“How do you make a missile fired from the ground that can intercept an airborne rocket within 15 seconds?”
This was the question that drove the development of Iron Dome (Kippat Barzel), Israel’s largely effective missile alert and interception system launched in 2011. It also provides the drama in the three-part docuseries “Iron Dome,” airing on a new Israeli subscription streaming platform that aims to bring more Israeli content to the rest of the world. The series, in Hebrew with English subtitles, was created by Nati Dinnar and Uri Bar-On and premieres Sept. 3 on the Izzy platform.
Interviews with the politicians, military officials, engineers and tech specialists who researched, supported, funded and created Iron Dome provide the context: the ongoing assault of thousands of rockets launched by Hamas from Gaza into southern Israel, particularly the border town of Sderot, since 2001.
For those not inclined toward documentaries about how regional and internal politics affect the development and funding of military technology, there’s a painful human storyline that intertwines with the technical one about the race to create a defense system: the devastating toll on those who lost loved ones in the rocket attacks.
When an interviewee is identified as “Itsik’s brother” or “Afik’s mother,” or you see photos of people smiling and enjoying their lives, you know you’re in for moments of heartbreak. News footage closeups of blood-stained earth, maimed and bleeding Israelis and Palestinians, rocket remnants, and faces contorted in trauma and physical pain underscore the human cost.
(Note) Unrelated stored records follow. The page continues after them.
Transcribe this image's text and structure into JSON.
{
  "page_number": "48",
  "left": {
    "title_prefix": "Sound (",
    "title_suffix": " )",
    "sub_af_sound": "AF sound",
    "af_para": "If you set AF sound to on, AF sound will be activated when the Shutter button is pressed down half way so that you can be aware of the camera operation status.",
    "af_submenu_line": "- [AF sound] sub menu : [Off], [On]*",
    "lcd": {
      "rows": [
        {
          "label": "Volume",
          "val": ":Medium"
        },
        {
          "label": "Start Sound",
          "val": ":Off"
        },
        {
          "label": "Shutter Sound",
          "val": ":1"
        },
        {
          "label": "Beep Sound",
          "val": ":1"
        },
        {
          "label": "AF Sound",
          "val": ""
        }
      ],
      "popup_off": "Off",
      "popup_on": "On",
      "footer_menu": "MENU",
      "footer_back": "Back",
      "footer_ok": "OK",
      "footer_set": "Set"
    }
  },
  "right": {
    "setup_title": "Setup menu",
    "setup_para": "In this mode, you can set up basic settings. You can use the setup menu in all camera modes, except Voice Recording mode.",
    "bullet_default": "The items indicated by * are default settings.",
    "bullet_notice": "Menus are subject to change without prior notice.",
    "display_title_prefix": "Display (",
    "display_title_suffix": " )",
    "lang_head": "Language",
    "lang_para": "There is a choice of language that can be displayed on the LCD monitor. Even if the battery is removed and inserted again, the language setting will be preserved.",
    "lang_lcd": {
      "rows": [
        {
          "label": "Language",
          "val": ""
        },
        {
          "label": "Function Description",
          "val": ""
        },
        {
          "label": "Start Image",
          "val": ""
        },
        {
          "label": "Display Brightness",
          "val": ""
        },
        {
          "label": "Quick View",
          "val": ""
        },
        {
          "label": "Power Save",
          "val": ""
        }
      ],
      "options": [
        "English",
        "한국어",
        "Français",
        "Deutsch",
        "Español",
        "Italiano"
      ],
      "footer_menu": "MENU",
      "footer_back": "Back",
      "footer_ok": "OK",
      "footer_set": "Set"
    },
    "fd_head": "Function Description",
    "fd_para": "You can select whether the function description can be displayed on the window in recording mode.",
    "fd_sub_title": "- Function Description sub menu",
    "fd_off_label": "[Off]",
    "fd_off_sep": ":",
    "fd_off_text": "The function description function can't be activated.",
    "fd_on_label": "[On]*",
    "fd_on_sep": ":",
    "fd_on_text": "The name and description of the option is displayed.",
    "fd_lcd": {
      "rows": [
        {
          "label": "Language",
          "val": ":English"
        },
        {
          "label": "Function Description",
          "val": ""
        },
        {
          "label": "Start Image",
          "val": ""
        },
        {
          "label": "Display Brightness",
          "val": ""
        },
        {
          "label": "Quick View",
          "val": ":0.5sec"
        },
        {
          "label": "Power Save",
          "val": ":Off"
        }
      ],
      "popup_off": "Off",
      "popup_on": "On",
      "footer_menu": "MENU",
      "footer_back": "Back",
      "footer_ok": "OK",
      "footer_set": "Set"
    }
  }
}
Aerial shots, diving into serene backyards, provide a missile’s-eye perspective of the site that’s about to be destroyed.
Among prominent Israelis interviewed are Defense Minister Amir Peretz, a former mayor of Sderot; Danny Gold, lead project manager for Iron Dome and head of research and development at the Ministry of Defense; and Benny Gantz, IDF chief of general staff from 2011 to 2015.
There is also an interview with Ashraf al-Ajrami — identified first as “Gaza resident” and then as minister of prisoners’ affairs for the Palestinian Authority from 2007 to 2009 — speaking about the impact of conflict on Gaza, as well as Hamas’ rise to leadership. He is the sole voice of “on the ground” Gaza and provides valuable but disturbing insight into how Hamas seized control and amplified the violence.
But overall, this is an Israeli narrative on how Iron Dome has helped mitigate the impact of rockets from Gaza by intercepting more than 1,200 missiles.
In the episode “Death From Above,” the death of a 4-year-old prompts Israel’s Ministry of Defense to examine how to further protect southern communities from indiscriminate rocket attacks. “The Heavens Can Wait” chronicles the rise of Hamas in Gaza and the increase of rocket attacks in Southern Israel and the choice between the Nautilus, an American laser system, and Iron Dome, which at the time seems impossible. “The Sheltering Sky” charts the implementation of Iron Dome and assesses its impact.
The series contains facts and anecdotes, some of them more quirky than you might expect in a sobering documentary about a quest to develop defense technology that chronicles violent loss and citizen unrest. For instance, the system was almost named Kippat Zahav, or “Gold Dome,” but Danny Gold thought it sounded too fancy and didn’t want people to think he’d named it after himself. At another point, Iron Dome inventor Chanoch Levin shares how he was inspired by his son’s remote-controlled car when he realized that several of the toy car’s parts were similar to the parts needed for the missile. “It’s the first missile in the world with parts from Toys R Us,” Levin said.
The series also shows the impact on Israel’s children. A cartoon features an animated missile that explains how Iron Dome works. One scene shows children singing about the red-alert system that tells them to “hurry, hurry, hurry, to a secure place; hurry, hurry, hurry, because now it’s a little dangerous,” and after they hear the “boom, efshar lakum,” they can get up from their crouched, under-desk protective positions.
The Iron Dome system has its naysayers, most prominently aerospace engineer Moti Sheffer, a 50-year veteran of Rafael Advanced Defense Systems, who calls the project a sham, the results exaggerated and the interceptions a “sound and light show.”
The Izzy media kit maintains that Iron Dome has an overall accuracy rate of at least 85 percent. Each Iron Dome battery costs about $100 million, and each missile within the battery costs $50,000, according to press materials. The system is designed to intercept and destroy short-range rockets and artillery shells fired from distances as close as 2½ miles and as far as 43 miles. But Sderot is still under attack, and former mayor Eli Moyal calls Iron Dome a tool, not a policy.
“In order to solve the problem with Gaza, we need a policy…either use all our might in a military operation and uproot the problem or strive for peace with all our might. Not in between,” Moyal said.